By: Paul Jacobs, Jacobs Media
Our recent blog post focuses on an amazing story that unfolded this past Sunday during the Super Bowl. Intuit, the huge company who created QuickBooks and TurboTax, recently held a contest (“Small Business Big Game”) that gave away a $5 million ad in the game. As you’ll read in the blog post, the winner is a small coffeemaker with eleven employees from Round Lake, New York called Death Wish Coffee Company that bested 15,000 other entrants.
While this is a cool promotion generating a lot of buzz for both Death Wish and Intuit, there is something bigger going on here. For years, American Express, a company that services all of the major retail corporations, has championed “Small Business Saturday,” which generated $14 billion in revenue in 2014.
These big companies see an even bigger opportunity in small businesses.
In radio, we’ve seen a decline in advertising spending from global corporations. Brands like Starbucks, Target, Costco, and Lowes don’t spend much (or anything) on radio. And traditional big spenders like Budweiser and Coke have also cut way back.
So the idea here is to take note of what AmEx and Intuit are doing and create your own small business (or local business) initiative in your markets, whether you’re in Cedar Rapids, Chattanooga, or Chicago.
If AmEx and Intuit can capitalize on small businesses and their futures, the radio industry should as well. Who is more in tune with their local community and its business leaders than radio?

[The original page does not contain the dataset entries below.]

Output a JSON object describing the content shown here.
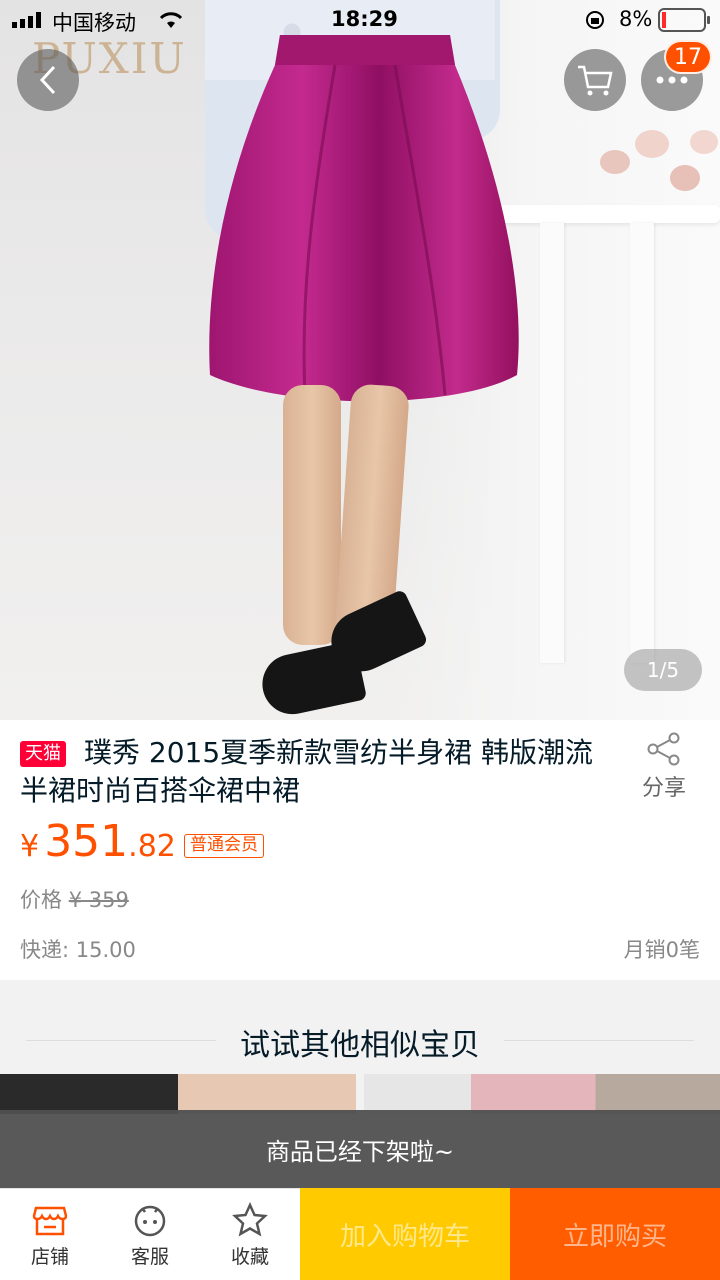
{
  "status_bar": {
    "carrier": "中国移动",
    "time": "18:29",
    "battery": "8%"
  },
  "hero": {
    "brand_logo": "PUXIU",
    "pager": "1/5",
    "cart_badge": "17"
  },
  "product": {
    "platform_tag": "天猫",
    "title": "璞秀 2015夏季新款雪纺半身裙 韩版潮流半裙时尚百搭伞裙中裙",
    "share_label": "分享",
    "price_currency": "¥",
    "price_int": "351",
    "price_dec": ".82",
    "member_tag": "普通会员",
    "original_label": "价格",
    "original_price": "¥ 359",
    "shipping": "快递: 15.00",
    "monthly_sales": "月销0笔"
  },
  "similar": {
    "title": "试试其他相似宝贝"
  },
  "offline_notice": "商品已经下架啦~",
  "bottom_bar": {
    "shop": "店铺",
    "service": "客服",
    "favorite": "收藏",
    "add_cart": "加入购物车",
    "buy_now": "立即购买"
  },
  "colors": {
    "accent": "#ff5000",
    "tmall": "#ff0036",
    "cart_btn": "#ffcb00",
    "buy_btn": "#ff5d00"
  }
}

So we’ve developed the concept of “Small Business September” – an entire month dedicated to promoting small businesses in your community. You don’t have to do it in September – it just sounded good. The concept champions local small businesses, business associations and merchant groups, and engages them via radio through a series of promotions, events, online directories, and resources, and even an awards program (“Local Retailer Of The Year”).
There are many ways to pull this off, and I would be happy to do some brainstorming with you for your specific situation or opportunity. Every market is different. Here in Detroit, we’ve got 83 suburbs, and many of them have their own downtown districts. It’s a target-rich environment. Other cities are configured differently.
So let’s talk about ways your station or cluster can develop a strong local business initiative to strengthen your grip on this important business category.
Email me at firstname.lastname@example.org, and we’ll schedule a call.
I look forward to speaking with you.
Editor’s Note: The views and opinions of the above article do not necessarily reflect those of the MAB. Contact the MAB for information on the MAB’s official editorial policy.